For one retired teacher, a hobby that started as a change of pace from teaching has lasted decades and salvaged countless pieces of antique furniture.
John Holeman, who worked as the band director at Centerville High School from 1965 to 1988, said he first started refinishing antique furniture in 1965 to give himself something to do that was completely different from teaching.
He said he learned how to work on the antique furniture through a combination of watching other people, reading refinishing books and experimentation.
It was a “ ‘learn while you earn’ sort of thing,” he said.
At first, Holeman worked on furniture for his family. He outfitted his daughters’ rooms with a variety of antique pieces and, over the years, filled his house with them. Now, he gives pieces to friends, sells pieces he buys and works on pieces that people bring to him. He said he looks for antique pieces at garage sales, estate sales, consignment sales and auctions.
The woods he most commonly works with are oak, walnut, maple, pine and cherry, he said. These woods were readily available at the time most of the pieces he works on were first made, between about 50 and 150 years ago. He said oak is the most popular.
Holeman said most of the antique pieces that people contact him about refinishing are furniture that has been in the family. He said one that particularly stuck out to him was a round oak table that had claw feet with glass balls larger than baseballs.

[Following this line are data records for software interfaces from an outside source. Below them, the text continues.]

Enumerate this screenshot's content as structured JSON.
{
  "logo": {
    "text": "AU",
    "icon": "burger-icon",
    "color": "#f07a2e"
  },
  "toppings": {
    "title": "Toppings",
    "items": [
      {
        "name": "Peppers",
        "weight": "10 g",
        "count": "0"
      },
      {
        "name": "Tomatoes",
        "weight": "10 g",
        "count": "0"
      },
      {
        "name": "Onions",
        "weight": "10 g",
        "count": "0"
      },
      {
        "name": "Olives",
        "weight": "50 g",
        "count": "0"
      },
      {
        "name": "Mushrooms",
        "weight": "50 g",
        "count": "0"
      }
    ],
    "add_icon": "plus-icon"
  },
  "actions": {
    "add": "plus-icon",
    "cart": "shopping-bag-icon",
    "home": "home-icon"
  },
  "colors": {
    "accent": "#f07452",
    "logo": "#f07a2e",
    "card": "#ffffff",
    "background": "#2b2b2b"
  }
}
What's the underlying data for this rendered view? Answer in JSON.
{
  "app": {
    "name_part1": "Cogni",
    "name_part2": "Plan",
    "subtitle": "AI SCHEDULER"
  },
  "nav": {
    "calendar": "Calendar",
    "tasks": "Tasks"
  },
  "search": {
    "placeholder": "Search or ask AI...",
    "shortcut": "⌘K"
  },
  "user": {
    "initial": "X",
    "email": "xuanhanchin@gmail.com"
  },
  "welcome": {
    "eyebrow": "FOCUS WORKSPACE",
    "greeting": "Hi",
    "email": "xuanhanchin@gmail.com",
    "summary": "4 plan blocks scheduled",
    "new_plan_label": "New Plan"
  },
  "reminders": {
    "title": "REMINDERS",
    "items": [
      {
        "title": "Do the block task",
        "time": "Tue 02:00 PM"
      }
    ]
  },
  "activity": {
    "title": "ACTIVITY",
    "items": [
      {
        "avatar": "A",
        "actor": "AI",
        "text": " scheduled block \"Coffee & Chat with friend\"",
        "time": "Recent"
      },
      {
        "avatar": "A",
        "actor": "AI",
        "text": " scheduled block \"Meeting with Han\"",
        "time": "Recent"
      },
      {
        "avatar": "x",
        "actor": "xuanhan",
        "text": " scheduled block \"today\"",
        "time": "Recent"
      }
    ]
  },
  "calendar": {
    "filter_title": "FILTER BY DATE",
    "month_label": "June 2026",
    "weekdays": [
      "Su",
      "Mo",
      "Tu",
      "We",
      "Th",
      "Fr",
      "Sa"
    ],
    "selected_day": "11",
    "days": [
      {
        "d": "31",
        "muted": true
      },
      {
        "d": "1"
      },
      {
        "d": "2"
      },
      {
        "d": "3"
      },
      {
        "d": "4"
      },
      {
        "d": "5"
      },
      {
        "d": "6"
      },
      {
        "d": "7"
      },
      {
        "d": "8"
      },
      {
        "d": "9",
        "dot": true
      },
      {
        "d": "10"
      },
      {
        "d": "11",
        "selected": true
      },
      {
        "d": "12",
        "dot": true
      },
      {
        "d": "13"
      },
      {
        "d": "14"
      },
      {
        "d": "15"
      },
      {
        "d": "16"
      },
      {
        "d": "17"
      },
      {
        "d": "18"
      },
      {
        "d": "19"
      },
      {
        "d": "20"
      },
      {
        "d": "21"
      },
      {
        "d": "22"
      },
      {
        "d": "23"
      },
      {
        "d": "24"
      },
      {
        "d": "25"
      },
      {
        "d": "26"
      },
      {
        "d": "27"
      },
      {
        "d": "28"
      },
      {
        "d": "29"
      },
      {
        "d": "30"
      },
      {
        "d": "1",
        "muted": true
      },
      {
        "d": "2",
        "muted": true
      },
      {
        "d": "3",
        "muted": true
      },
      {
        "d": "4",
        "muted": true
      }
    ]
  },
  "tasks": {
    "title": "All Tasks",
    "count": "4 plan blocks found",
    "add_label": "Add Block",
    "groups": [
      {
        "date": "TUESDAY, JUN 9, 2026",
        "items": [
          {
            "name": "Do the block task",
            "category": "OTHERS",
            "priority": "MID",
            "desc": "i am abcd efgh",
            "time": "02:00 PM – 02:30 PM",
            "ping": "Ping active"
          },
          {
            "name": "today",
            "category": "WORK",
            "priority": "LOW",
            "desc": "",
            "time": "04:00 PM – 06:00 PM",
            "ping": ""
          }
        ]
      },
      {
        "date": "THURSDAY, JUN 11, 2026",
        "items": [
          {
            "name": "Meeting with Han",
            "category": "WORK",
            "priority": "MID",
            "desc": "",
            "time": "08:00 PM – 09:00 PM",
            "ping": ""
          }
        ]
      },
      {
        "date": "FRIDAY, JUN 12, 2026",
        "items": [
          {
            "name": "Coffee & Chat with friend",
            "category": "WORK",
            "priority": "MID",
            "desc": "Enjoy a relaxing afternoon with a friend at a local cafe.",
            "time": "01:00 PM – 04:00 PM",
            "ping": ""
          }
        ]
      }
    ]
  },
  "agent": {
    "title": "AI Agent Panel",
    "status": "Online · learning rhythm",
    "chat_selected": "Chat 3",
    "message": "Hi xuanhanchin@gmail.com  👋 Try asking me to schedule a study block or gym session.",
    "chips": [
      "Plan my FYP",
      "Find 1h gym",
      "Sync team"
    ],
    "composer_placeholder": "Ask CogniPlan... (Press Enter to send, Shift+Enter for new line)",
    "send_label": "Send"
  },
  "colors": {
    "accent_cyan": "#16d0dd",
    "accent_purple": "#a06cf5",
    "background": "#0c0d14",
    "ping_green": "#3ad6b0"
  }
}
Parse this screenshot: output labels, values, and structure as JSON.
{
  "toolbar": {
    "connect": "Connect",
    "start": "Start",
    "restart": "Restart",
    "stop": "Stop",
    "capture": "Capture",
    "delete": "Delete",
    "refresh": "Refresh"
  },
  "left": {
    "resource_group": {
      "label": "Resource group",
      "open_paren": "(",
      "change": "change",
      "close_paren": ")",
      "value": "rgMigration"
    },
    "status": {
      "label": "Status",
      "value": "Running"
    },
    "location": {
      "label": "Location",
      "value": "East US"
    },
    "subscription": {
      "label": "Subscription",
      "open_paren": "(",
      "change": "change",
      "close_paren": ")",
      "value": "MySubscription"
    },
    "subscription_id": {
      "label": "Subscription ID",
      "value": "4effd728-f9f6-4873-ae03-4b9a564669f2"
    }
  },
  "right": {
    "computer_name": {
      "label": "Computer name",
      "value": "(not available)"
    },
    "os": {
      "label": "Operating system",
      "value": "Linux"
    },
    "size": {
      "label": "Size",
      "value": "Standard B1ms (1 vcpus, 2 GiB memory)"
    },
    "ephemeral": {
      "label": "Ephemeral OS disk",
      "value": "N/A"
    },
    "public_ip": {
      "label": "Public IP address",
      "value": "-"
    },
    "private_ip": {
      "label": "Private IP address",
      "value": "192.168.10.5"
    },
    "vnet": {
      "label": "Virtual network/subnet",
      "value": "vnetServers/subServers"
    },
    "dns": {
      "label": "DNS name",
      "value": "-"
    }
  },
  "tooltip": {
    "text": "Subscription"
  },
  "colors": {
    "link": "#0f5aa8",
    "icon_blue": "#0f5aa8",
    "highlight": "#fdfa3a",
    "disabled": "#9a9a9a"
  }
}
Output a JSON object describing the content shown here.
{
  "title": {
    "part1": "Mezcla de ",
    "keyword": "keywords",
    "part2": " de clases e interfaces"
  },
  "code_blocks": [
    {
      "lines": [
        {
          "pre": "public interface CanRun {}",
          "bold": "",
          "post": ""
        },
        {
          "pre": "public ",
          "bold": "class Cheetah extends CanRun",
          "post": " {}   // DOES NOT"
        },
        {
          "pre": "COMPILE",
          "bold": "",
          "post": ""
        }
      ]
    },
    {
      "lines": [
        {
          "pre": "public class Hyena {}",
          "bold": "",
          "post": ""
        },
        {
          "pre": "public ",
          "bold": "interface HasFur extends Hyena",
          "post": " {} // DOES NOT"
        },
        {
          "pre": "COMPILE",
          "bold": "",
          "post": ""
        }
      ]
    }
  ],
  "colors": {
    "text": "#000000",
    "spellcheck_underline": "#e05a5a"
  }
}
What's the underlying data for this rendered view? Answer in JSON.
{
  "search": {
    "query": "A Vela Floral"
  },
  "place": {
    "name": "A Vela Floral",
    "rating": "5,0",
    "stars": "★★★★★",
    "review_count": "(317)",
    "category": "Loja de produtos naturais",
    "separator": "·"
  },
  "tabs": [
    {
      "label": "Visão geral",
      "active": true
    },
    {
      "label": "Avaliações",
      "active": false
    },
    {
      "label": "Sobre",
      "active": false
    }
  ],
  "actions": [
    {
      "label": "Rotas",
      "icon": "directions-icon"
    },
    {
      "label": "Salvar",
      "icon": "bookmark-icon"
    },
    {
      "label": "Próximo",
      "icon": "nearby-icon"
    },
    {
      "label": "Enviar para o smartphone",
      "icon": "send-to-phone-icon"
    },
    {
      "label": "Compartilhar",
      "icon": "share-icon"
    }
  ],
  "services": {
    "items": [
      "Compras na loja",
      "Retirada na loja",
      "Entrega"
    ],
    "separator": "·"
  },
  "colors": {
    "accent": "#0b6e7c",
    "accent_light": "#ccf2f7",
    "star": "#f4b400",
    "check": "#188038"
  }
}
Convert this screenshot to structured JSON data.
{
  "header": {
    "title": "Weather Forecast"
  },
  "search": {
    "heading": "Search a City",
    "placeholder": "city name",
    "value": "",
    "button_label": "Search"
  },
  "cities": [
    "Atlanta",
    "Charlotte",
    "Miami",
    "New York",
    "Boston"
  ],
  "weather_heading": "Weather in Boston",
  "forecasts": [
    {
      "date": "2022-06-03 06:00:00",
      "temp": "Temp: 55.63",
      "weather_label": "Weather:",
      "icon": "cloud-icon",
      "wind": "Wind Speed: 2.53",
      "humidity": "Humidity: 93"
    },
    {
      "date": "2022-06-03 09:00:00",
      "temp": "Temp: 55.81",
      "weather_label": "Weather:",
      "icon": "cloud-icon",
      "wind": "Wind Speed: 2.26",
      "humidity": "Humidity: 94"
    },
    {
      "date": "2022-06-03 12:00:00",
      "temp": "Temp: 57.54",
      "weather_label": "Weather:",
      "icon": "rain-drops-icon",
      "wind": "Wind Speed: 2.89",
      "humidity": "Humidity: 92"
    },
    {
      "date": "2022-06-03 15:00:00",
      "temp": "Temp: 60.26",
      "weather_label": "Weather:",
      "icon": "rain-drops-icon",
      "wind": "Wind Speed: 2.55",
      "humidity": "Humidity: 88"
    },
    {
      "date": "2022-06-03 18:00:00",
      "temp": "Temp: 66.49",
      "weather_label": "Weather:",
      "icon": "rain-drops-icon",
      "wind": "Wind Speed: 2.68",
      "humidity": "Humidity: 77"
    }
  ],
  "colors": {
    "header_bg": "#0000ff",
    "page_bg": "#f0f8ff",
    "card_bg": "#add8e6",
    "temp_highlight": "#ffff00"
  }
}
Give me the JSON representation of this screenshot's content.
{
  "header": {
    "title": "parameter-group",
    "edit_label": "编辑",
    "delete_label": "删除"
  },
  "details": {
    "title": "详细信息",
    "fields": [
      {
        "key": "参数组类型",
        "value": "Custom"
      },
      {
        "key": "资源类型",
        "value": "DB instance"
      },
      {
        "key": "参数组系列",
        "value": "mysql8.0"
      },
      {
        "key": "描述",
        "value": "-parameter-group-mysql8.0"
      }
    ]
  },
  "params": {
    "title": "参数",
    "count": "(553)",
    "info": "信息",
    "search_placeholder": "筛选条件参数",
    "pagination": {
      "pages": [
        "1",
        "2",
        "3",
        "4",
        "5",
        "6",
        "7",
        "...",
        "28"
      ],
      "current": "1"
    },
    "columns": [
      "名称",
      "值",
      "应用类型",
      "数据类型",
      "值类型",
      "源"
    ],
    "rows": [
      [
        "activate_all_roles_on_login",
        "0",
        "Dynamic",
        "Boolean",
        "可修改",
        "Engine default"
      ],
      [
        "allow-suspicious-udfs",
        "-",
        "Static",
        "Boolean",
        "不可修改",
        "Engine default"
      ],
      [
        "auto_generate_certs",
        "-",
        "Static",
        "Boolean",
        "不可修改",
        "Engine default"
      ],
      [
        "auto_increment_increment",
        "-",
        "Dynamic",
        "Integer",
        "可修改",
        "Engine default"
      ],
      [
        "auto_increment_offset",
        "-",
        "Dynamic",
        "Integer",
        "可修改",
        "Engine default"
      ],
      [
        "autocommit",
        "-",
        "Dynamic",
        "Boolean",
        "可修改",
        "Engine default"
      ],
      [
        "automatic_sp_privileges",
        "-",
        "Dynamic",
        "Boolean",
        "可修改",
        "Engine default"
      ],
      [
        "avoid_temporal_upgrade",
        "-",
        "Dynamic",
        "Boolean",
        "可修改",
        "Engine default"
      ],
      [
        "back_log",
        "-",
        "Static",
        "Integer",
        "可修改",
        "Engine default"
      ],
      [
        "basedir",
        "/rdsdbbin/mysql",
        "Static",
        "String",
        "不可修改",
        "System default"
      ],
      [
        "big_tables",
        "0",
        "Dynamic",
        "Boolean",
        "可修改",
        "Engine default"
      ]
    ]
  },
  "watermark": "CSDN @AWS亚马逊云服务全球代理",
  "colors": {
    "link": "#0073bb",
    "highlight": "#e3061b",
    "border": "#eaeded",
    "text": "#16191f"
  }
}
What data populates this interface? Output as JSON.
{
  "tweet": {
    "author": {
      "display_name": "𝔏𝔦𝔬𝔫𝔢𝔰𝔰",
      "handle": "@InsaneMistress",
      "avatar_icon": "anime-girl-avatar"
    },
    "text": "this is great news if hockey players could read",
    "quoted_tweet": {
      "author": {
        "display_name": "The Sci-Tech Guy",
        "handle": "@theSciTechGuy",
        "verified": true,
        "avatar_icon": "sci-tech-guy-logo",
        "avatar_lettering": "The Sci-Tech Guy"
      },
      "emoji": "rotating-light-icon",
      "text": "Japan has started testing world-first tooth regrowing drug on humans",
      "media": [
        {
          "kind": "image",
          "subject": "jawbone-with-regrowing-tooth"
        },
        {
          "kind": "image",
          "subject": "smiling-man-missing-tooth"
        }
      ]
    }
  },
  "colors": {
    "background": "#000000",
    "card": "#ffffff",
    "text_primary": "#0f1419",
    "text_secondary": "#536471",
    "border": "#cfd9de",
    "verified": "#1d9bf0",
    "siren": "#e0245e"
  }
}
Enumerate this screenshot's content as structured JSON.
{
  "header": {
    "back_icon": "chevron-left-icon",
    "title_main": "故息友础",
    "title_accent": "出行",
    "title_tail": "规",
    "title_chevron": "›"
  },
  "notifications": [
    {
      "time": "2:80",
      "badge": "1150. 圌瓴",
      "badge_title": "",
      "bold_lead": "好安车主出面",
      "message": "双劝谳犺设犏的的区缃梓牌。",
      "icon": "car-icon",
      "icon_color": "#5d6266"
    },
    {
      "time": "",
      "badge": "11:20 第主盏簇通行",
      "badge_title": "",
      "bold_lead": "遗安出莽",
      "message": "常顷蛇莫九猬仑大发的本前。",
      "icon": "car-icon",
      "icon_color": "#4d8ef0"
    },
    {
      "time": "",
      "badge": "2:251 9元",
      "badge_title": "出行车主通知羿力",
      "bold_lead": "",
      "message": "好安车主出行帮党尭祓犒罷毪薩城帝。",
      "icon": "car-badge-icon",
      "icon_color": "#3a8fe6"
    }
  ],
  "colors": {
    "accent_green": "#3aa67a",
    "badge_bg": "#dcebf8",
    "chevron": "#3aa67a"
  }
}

“It was her great-great grandmother’s piece, and she wanted it preserved in the family,” he said.
Holeman said some antiques should not have their original finish stripped off. Sometimes he tries to talk people out of having pieces refinished. However, if the owner really wants to have it done or if the piece needs major repair, he is willing to do it.
One time, Holeman said, he brought a kitchen cupboard in pieces from the farm where he grew up in Grundy County. He drove it down to Centerville in the backseat and trunk of his car and took it into his basement.
After refinishing and reassembling the kitchen cupboard, he discovered it was too large to fit through the doorway of basement workroom. So, he enlarged the door to be able to get the cupboard out of the basement.
Holeman said he has started to avoid doing some of the most intricate and time-consuming pieces, like spindle chairs. He said it is difficult to refinish spindle chairs because he does all his stripping by hand.
Stripping by hand takes much longer than dip stripping but is better for the furniture, Holeman said. He said the main problem with dipping the furniture in tanks to strip off the old finish is that it weakens the glue in the joints so that the furniture often has to be taken apart and re-glued. He said he sees this problem occasionally when customers bring him pieces that have been dip stripped.
“It is much quicker than hand stripping, but with hand stripping you get a better finished product,” he said.